## Work instructions
Images don't belong in the copy. Output the rest of the data exactly.

## Exercise materials
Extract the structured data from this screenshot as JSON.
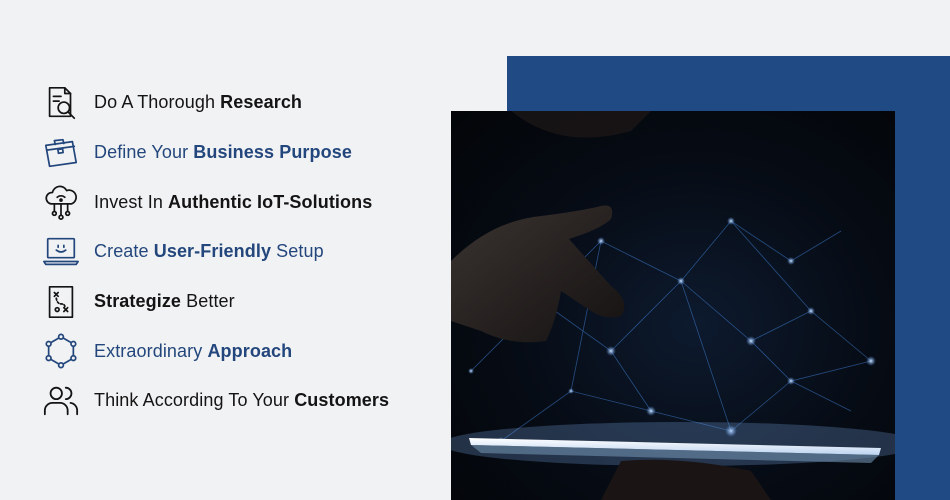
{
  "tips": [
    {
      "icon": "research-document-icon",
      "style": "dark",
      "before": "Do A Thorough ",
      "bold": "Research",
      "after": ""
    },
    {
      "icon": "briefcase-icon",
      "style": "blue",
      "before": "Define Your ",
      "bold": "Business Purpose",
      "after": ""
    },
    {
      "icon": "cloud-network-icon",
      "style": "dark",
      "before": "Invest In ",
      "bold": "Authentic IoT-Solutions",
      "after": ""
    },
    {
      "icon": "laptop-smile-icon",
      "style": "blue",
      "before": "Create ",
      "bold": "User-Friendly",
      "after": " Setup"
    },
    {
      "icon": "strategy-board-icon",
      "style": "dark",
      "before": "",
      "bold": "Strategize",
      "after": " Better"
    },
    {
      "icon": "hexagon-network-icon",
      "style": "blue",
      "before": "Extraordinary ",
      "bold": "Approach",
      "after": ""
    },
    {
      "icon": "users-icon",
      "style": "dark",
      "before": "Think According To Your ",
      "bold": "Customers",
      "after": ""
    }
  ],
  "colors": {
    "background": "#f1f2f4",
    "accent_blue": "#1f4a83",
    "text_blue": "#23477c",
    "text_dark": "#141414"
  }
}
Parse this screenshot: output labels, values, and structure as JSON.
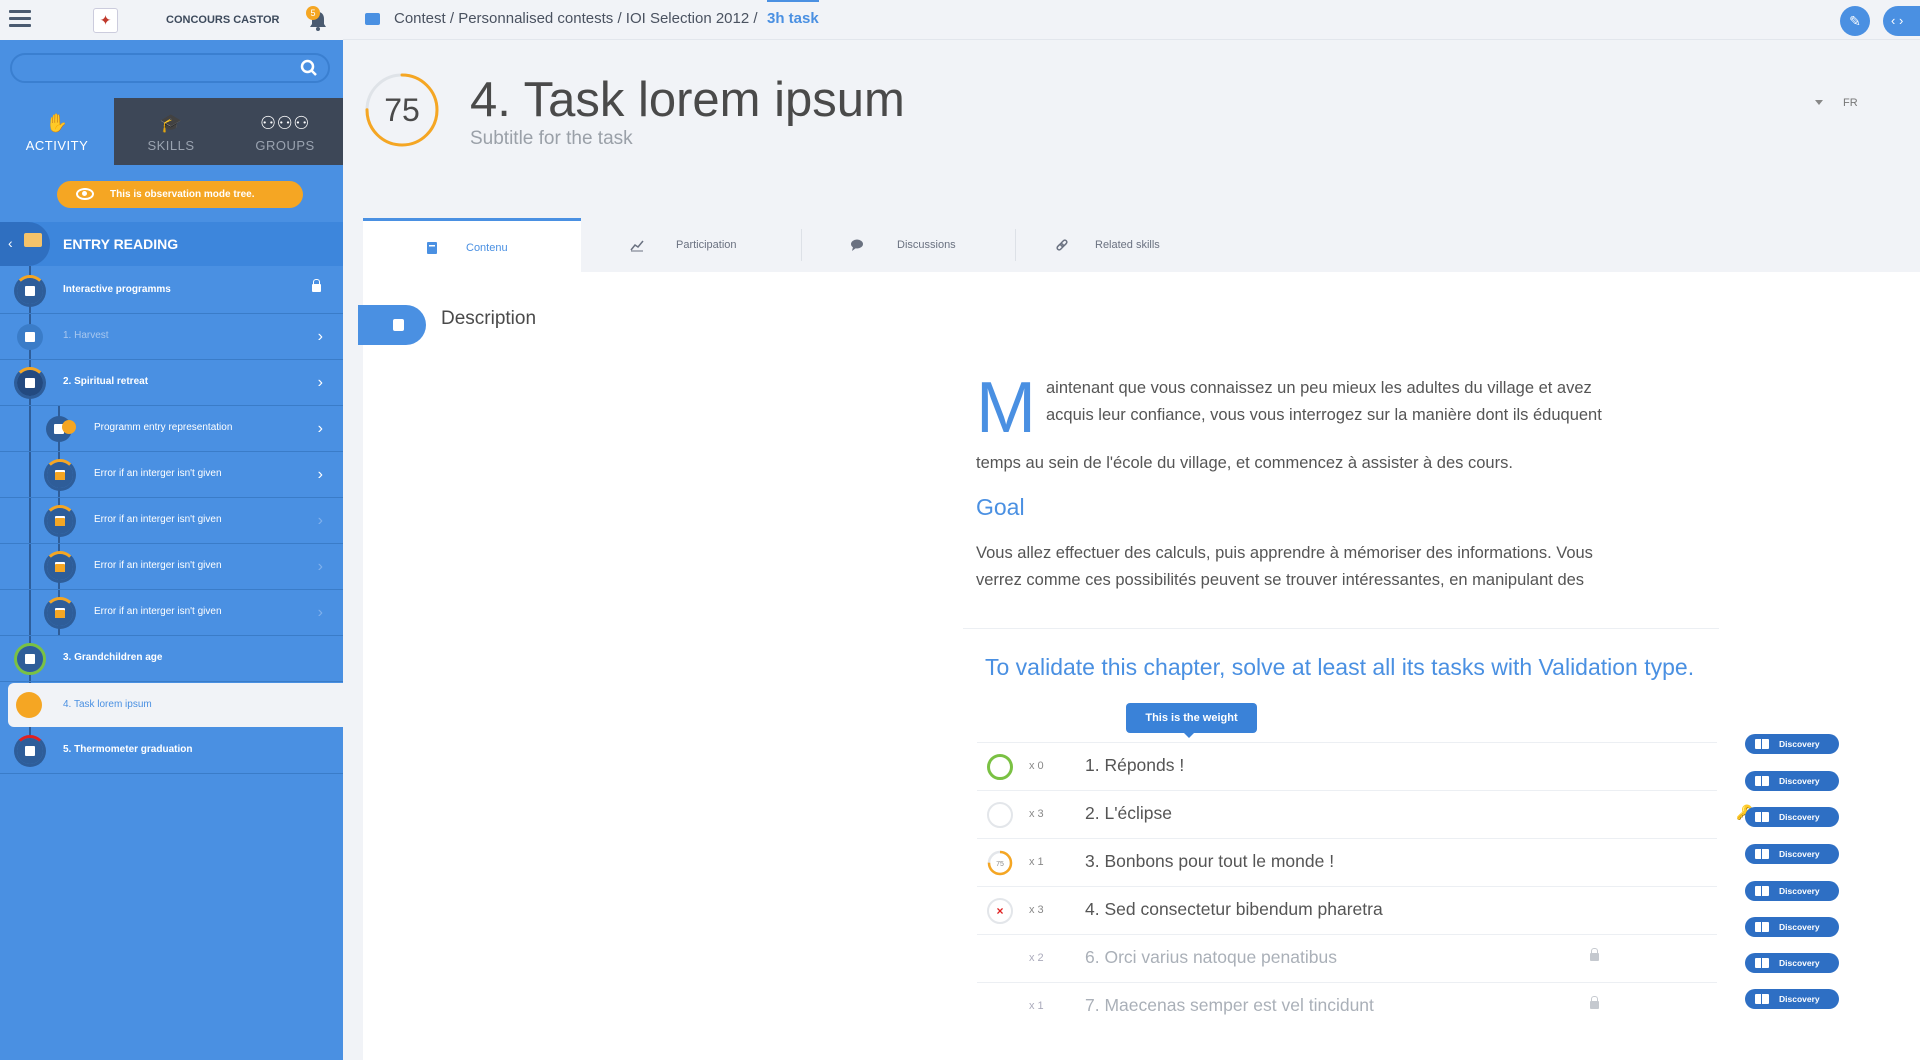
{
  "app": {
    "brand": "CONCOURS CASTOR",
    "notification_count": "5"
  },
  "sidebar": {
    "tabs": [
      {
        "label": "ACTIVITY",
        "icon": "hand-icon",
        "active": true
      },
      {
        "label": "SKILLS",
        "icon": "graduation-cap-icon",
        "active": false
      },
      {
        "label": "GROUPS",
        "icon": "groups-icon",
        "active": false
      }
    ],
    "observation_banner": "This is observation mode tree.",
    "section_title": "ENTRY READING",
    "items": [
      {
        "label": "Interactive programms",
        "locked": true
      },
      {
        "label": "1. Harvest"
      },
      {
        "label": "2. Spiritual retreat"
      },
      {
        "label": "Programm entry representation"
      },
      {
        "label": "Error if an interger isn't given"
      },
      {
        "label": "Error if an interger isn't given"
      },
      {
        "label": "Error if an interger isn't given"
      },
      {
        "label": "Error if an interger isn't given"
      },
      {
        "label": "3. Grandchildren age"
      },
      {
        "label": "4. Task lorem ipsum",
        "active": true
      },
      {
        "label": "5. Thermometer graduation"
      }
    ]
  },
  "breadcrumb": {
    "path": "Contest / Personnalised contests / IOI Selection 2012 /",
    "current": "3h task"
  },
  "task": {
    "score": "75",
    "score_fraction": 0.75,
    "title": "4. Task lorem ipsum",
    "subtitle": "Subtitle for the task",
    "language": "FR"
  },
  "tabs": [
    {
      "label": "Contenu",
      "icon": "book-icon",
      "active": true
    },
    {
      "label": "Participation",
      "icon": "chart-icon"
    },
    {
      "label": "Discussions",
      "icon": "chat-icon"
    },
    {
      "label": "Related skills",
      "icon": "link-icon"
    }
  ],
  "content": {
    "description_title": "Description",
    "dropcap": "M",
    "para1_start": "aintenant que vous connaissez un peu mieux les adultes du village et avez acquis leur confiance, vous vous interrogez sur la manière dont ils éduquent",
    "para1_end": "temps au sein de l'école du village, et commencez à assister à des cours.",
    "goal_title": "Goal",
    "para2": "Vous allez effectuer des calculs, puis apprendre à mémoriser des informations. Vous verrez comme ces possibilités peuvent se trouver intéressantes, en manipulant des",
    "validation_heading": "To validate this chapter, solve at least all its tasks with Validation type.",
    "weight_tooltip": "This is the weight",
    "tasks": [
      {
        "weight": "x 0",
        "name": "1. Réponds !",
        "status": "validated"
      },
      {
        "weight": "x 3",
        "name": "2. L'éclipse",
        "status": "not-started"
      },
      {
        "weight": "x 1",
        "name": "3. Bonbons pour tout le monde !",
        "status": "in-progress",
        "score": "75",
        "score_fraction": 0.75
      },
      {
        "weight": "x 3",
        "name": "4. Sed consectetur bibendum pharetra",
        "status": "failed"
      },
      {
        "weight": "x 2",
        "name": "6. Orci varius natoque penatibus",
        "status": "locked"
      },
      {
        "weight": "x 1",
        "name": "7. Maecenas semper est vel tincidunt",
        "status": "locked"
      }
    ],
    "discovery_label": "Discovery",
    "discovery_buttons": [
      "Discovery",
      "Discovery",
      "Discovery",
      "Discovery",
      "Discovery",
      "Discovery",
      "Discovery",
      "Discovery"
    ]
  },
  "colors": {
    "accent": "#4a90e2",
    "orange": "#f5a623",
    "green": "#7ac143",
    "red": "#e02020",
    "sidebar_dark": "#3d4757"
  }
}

## Your response
Extract the structured data from this screenshot as JSON.
{
  "tips": [
    {
      "icon": "research-document-icon",
      "style": "dark",
      "before": "Do A Thorough ",
      "bold": "Research",
      "after": ""
    },
    {
      "icon": "briefcase-icon",
      "style": "blue",
      "before": "Define Your ",
      "bold": "Business Purpose",
      "after": ""
    },
    {
      "icon": "cloud-network-icon",
      "style": "dark",
      "before": "Invest In ",
      "bold": "Authentic IoT-Solutions",
      "after": ""
    },
    {
      "icon": "laptop-smile-icon",
      "style": "blue",
      "before": "Create ",
      "bold": "User-Friendly",
      "after": " Setup"
    },
    {
      "icon": "strategy-board-icon",
      "style": "dark",
      "before": "",
      "bold": "Strategize",
      "after": " Better"
    },
    {
      "icon": "hexagon-network-icon",
      "style": "blue",
      "before": "Extraordinary ",
      "bold": "Approach",
      "after": ""
    },
    {
      "icon": "users-icon",
      "style": "dark",
      "before": "Think According To Your ",
      "bold": "Customers",
      "after": ""
    }
  ],
  "colors": {
    "background": "#f1f2f4",
    "accent_blue": "#1f4a83",
    "text_blue": "#23477c",
    "text_dark": "#141414"
  }
}
Parse this screenshot: output labels, values, and structure as JSON.
{
  "app": {
    "brand": "CONCOURS CASTOR",
    "notification_count": "5"
  },
  "sidebar": {
    "tabs": [
      {
        "label": "ACTIVITY",
        "icon": "hand-icon",
        "active": true
      },
      {
        "label": "SKILLS",
        "icon": "graduation-cap-icon",
        "active": false
      },
      {
        "label": "GROUPS",
        "icon": "groups-icon",
        "active": false
      }
    ],
    "observation_banner": "This is observation mode tree.",
    "section_title": "ENTRY READING",
    "items": [
      {
        "label": "Interactive programms",
        "locked": true
      },
      {
        "label": "1. Harvest"
      },
      {
        "label": "2. Spiritual retreat"
      },
      {
        "label": "Programm entry representation"
      },
      {
        "label": "Error if an interger isn't given"
      },
      {
        "label": "Error if an interger isn't given"
      },
      {
        "label": "Error if an interger isn't given"
      },
      {
        "label": "Error if an interger isn't given"
      },
      {
        "label": "3. Grandchildren age"
      },
      {
        "label": "4. Task lorem ipsum",
        "active": true
      },
      {
        "label": "5. Thermometer graduation"
      }
    ]
  },
  "breadcrumb": {
    "path": "Contest / Personnalised contests / IOI Selection 2012 /",
    "current": "3h task"
  },
  "task": {
    "score": "75",
    "score_fraction": 0.75,
    "title": "4. Task lorem ipsum",
    "subtitle": "Subtitle for the task",
    "language": "FR"
  },
  "tabs": [
    {
      "label": "Contenu",
      "icon": "book-icon",
      "active": true
    },
    {
      "label": "Participation",
      "icon": "chart-icon"
    },
    {
      "label": "Discussions",
      "icon": "chat-icon"
    },
    {
      "label": "Related skills",
      "icon": "link-icon"
    }
  ],
  "content": {
    "description_title": "Description",
    "dropcap": "M",
    "para1_start": "aintenant que vous connaissez un peu mieux les adultes du village et avez acquis leur confiance, vous vous interrogez sur la manière dont ils éduquent",
    "para1_end": "temps au sein de l'école du village, et commencez à assister à des cours.",
    "goal_title": "Goal",
    "para2": "Vous allez effectuer des calculs, puis apprendre à mémoriser des informations. Vous verrez comme ces possibilités peuvent se trouver intéressantes, en manipulant des",
    "validation_heading": "To validate this chapter, solve at least all its tasks with Validation type.",
    "weight_tooltip": "This is the weight",
    "tasks": [
      {
        "weight": "x 0",
        "name": "1. Réponds !",
        "status": "validated"
      },
      {
        "weight": "x 3",
        "name": "2. L'éclipse",
        "status": "not-started"
      },
      {
        "weight": "x 1",
        "name": "3. Bonbons pour tout le monde !",
        "status": "in-progress",
        "score": "75",
        "score_fraction": 0.75
      },
      {
        "weight": "x 3",
        "name": "4. Sed consectetur bibendum pharetra",
        "status": "failed"
      },
      {
        "weight": "x 2",
        "name": "6. Orci varius natoque penatibus",
        "status": "locked"
      },
      {
        "weight": "x 1",
        "name": "7. Maecenas semper est vel tincidunt",
        "status": "locked"
      }
    ],
    "discovery_label": "Discovery",
    "discovery_buttons": [
      "Discovery",
      "Discovery",
      "Discovery",
      "Discovery",
      "Discovery",
      "Discovery",
      "Discovery",
      "Discovery"
    ]
  },
  "colors": {
    "accent": "#4a90e2",
    "orange": "#f5a623",
    "green": "#7ac143",
    "red": "#e02020",
    "sidebar_dark": "#3d4757"
  }
}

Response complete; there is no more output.